AI Defeats Experienced Farmers in Chinese Strawberry Farming Competition

AI farming teams were able to produce more strawberries using precision farming technology, automated watering and fertilizing systems.

Artificial Intelligence is now a dominant technology across industries. Agriculture isn't an exception. By using machine learning algorithms, the AI model can yield better results in the harvest. But despite adopting technologies, many farmers still prefer conventional ways to grow their crops as they believe AI isn't the answer.

To find out, Pinduoduo, an agricultural innovation platform, China Agricultural University with United Nations' Food and Agriculture Organization as a technical adviser, organized a four-month competition between four AI teams and four experienced farmers in July. The result was astonishing. In the strawberry farming competition that concluded recently the AI teams not only had better yield but also had a better return on investment.

Strawberry farming
AI teams convincingly beat traditional farmers in strawberry farming competition in China (representational image) Pixabay

Smart Farming

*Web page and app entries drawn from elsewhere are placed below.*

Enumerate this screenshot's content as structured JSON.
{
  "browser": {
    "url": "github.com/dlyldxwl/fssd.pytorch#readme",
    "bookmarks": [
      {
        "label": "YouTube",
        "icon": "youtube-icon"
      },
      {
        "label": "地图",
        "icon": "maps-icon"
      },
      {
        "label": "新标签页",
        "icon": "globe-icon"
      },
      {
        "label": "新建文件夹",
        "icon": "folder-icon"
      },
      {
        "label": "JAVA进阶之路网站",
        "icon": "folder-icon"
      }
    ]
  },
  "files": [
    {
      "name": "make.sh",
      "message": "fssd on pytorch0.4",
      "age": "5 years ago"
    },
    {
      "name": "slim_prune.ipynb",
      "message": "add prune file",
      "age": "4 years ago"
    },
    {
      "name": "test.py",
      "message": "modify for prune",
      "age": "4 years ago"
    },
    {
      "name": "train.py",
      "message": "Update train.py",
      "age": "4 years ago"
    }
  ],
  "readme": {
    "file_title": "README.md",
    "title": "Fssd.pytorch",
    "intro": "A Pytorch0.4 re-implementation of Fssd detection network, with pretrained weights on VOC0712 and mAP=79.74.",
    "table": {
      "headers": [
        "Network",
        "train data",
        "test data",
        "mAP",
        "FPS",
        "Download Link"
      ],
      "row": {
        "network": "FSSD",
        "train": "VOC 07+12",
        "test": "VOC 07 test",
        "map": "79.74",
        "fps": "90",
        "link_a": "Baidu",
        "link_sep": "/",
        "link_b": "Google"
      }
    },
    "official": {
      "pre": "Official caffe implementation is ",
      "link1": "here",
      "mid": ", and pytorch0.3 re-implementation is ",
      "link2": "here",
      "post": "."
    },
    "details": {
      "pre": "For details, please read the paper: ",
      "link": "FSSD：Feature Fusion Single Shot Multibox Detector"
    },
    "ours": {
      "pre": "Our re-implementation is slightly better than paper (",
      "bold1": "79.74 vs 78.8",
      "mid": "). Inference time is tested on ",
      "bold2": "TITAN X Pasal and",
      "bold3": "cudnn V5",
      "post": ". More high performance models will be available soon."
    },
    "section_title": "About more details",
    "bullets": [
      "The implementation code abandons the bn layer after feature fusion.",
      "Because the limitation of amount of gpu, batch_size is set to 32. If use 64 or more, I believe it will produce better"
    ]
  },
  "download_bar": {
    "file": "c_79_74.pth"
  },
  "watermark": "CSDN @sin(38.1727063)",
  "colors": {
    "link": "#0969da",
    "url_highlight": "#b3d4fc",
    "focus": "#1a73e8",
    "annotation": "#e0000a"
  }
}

From a data science perspective, AI was supposed to be the obvious winner. By using data analytics — harvests in previous years, precise use of water and fertilizers — an AI model can help in better yields. In the competition, it was no different. While traditional farmers had to depend on years of experience and manual tasks, the AI teams managed better results with intelligent sensors, data analysis and automation.

The results heavily favored AI teams who could produce 6.86 kilograms of strawberries while the traditional farmers had only 2.32kg to show. As for the return on investment, AI teams outperformed traditional farmers by 75.5 percent.

"In agriculture, traditional farmers distrust data scientists, thinking they are flashy yet useless. Data scientists also look down on farmers, thinking they are too old-fashioned. AI cannot live without human beings, so we are looking for a way to combine traditional farming and smart agriculture," Cheng Biao, leader of the winning AI team Zhi Duo Mei that had shown a 60-percent increase in the output, told Pandaily.

Cheng Biao
Cheng Biao, leader of the winning AI team Zhi Duo Mei managed to produce nearly 300 percent more strawberries than traditional farmer Pinduoduo

Technological Reforms in Agriculture

With China being the leader in AI, the country wants to push technologies in farming for better yield. Pinduoduo, China's largest agricultural innovation platform, is helping the country digitize agricultural resources that would improve productivity. Like any other industry, the company is moving the entire chain — from production to transportation and sales — to digitalization.

Pinduoduo believes introducing AI and precision farming technology can reduce waste and improve productivity while also decreasing the mismatch in demand and supply. The farmers will also be able to expand their market size by using Pinduoduo's e-Commerce platform. The company is also working with Singapore A*Star research agency. Together, they are developing low-cost portable test kits that will help in detecting contaminants like pesticides.

However, as for smart farming, it is going to inevitable in the face of climate change. With the change in weather patterns and frequent storms, many countries that depend on agriculture have had poor harvests, leading to food shortages and skyrocketing prices of grains.

According to He Dongjian, an agricultural expert, smart farming will help ensure food security as any novice can grow crops using technology. What he calls a "smart plug-in" will allow inexperienced farmers to grow crops through "one-click planting", reducing the dependence on the shrinking farming labor force.

It was evident during the competition. While skilled farmers had to rely on their experience, the AI teams only tweaked their algorithms to adjust watering and fertilizing their strawberry plots. The rest of it was completely automated with no human intervention needed. "It is an irreversible trend of fewer and fewer people engaged in agriculture. In 10 years, there will be unmanned farmlands," said He, who is a professor of agriculture in China.

Related topics : Artificial intelligence